Background. The increasing number of canceled operations in patients undergoing total knee arthroplasty (TKA) due to high blood pressure readings has put a considerable burden on surgeons. In this study, we aim to assess the effect of giving antianxiety drugs preoperatively on maintaining blood pressure (BP) and blood loss for patients undergoing TKA surgery. Methods. This retrospective case-control study included patients who underwent total knee arthroplasty and divided them into two main groups: those who had taken a 3 mg bromazepam oral tablet at the night preoperatively and the control group. The blood pressure of patients was then measured preoperatively (baseline), in the morning of surgery, in the operating room before anesthesia, and during the surgery. The percentage of measured BP was calculated by dividing the measured BP by the baseline, then multiplying by 100. Results. 301 patients were included in our study: 137 received bromazepam and 164 as a control group. The ratio of systolic BP (SBP) in the morning of surgery to the baseline (percentage of morning SBP) decreased significantly in the bromazepam group compared with the controls. The ratio of SBP, in the operating room before anesthesia (percentage of preanesthesia SBP) also decreased significantly in the bromazepam group. However, the percentage of SBP in the middle of surgery did not change significantly. In addition, there was a significant difference change from the baseline in diastolic BP and mean arterial BP between the two groups in the morning of surgery, inside the theatre, and in the middle of the operation. The bromazepam group also showed a significant decrease in blood loss. Conclusion. Preoperative oral antianxiety drugs (bromazepam) helps in controlling hemodynamic changes associated with anxiety, including maintaining BP in well-controlled hypertensive and healthy patients undergoing TKA, and it plays a role in decreasing the total blood loss.
Anatomical and Biomechanical Characteristics of Peroneus Longus Tendon: Applications in Knee Cruciate Ligament Reconstruction Surgery

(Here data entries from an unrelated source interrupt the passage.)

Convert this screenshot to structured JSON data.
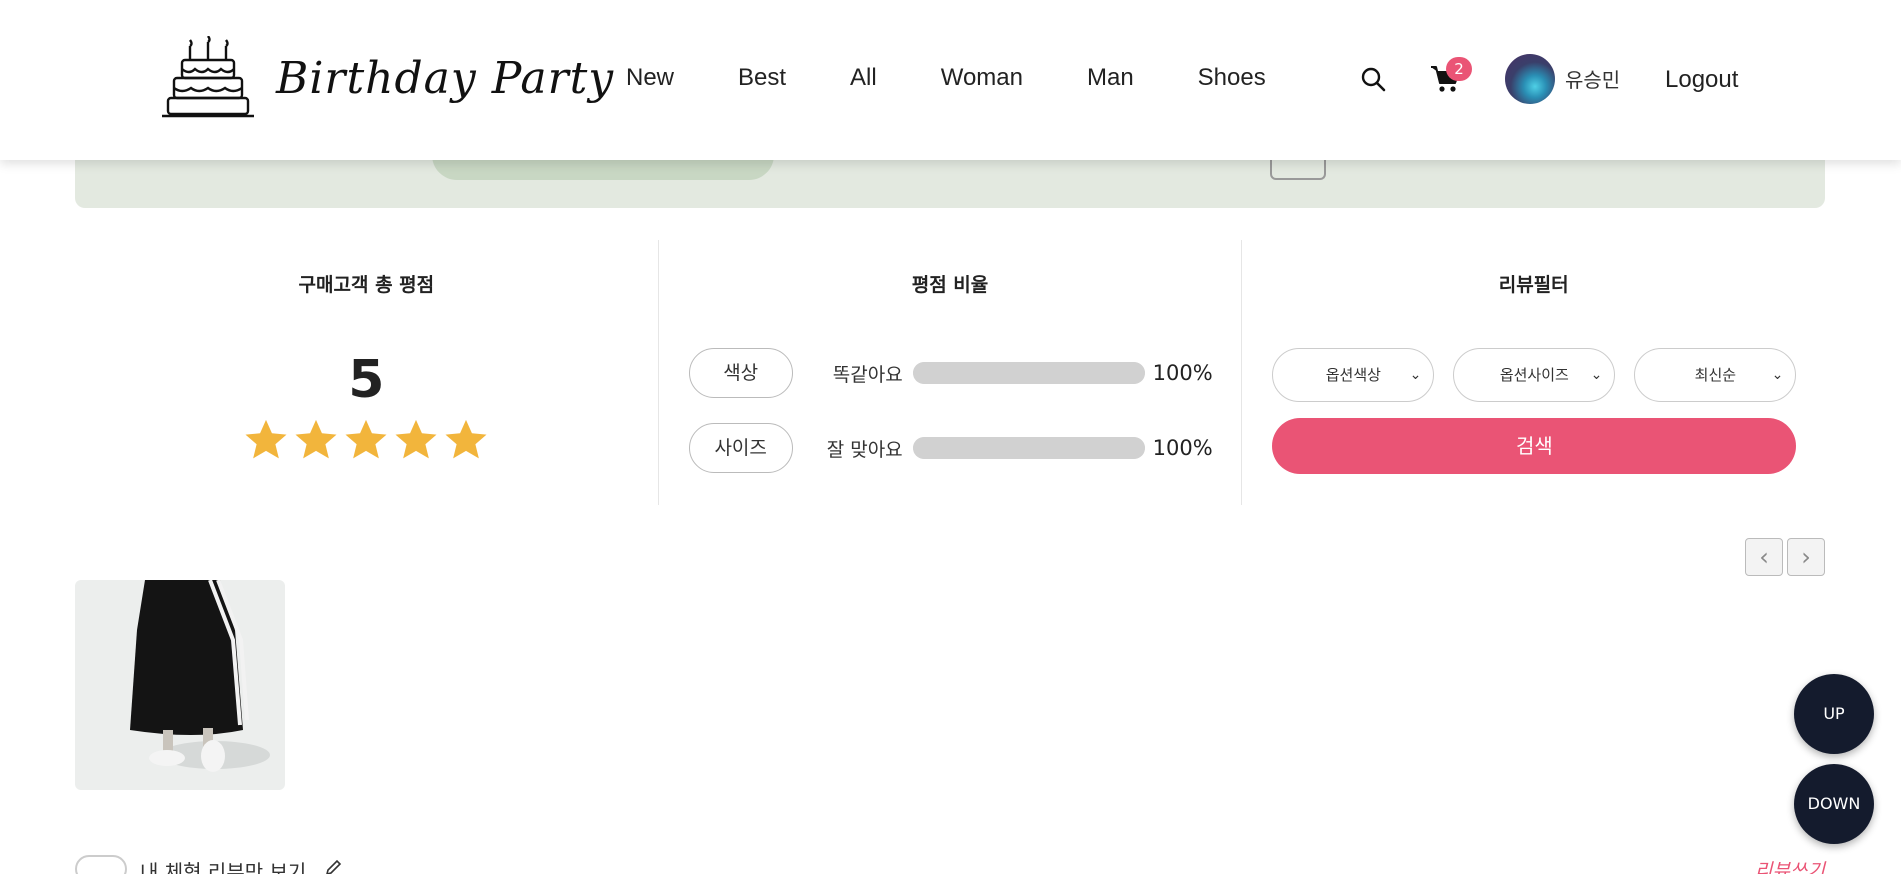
{
  "header": {
    "logo_text": "Birthday Party",
    "nav": [
      "New",
      "Best",
      "All",
      "Woman",
      "Man",
      "Shoes"
    ],
    "cart_count": "2",
    "username": "유승민",
    "logout": "Logout"
  },
  "summary": {
    "total_title": "구매고객 총 평점",
    "score": "5",
    "stars": 5,
    "ratio_title": "평점 비율",
    "ratios": [
      {
        "tag": "색상",
        "label": "똑같아요",
        "percent": "100%",
        "fraction": 1.0
      },
      {
        "tag": "사이즈",
        "label": "잘 맞아요",
        "percent": "100%",
        "fraction": 1.0
      }
    ],
    "filter_title": "리뷰필터",
    "filters": [
      "옵션색상",
      "옵션사이즈",
      "최신순"
    ],
    "search_label": "검색"
  },
  "pager": {
    "prev": "‹",
    "next": "›"
  },
  "footer": {
    "body_only": "내 체형 리뷰만 보기",
    "write_review": "리뷰쓰기"
  },
  "float": {
    "up": "UP",
    "down": "DOWN"
  },
  "colors": {
    "accent": "#ea5475",
    "star": "#f2b53c",
    "float_bg": "#141b2d",
    "banner_bg": "#e3e9e0"
  }
}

Introduction. The peroneus longus tendon is used in many orthopedic surgeries to regenerate the external ligaments of the knee. This study aims to evaluate some anatomical, biomechanical, and load-bearing properties of the peroneus longus tendon for use in cruciate ligament reconstruction. Materials and Methods. The study design is a cross-sectional description. The study subjects were 20 samples of the peroneus longus tendon from fresh carcasses. The leg is still intact, not crushed, is well preserved, and it has never been used in research. Results. The average length of the peroneus longus tendon was 29.25 ± 2.1 cm, and the average distance from the peroneus longus tendon to the deep peroneal nerve was 71.1 ± 8.63 mm. The peroneus longus tendon did not have an accessory ligament, the maximum tension of the peroneus longus tendon was 1170.4 ± 203 N, and the maximum length at break was 14.29 ± 3.88 mm. Conclusion. Removing the peroneus longus tendon will not affect the surrounding anatomical components. The maximum breaking force and the diameter of the peroneus longus tendon are similar to other graft materials, such as the hamstring tendon and patellar tendon.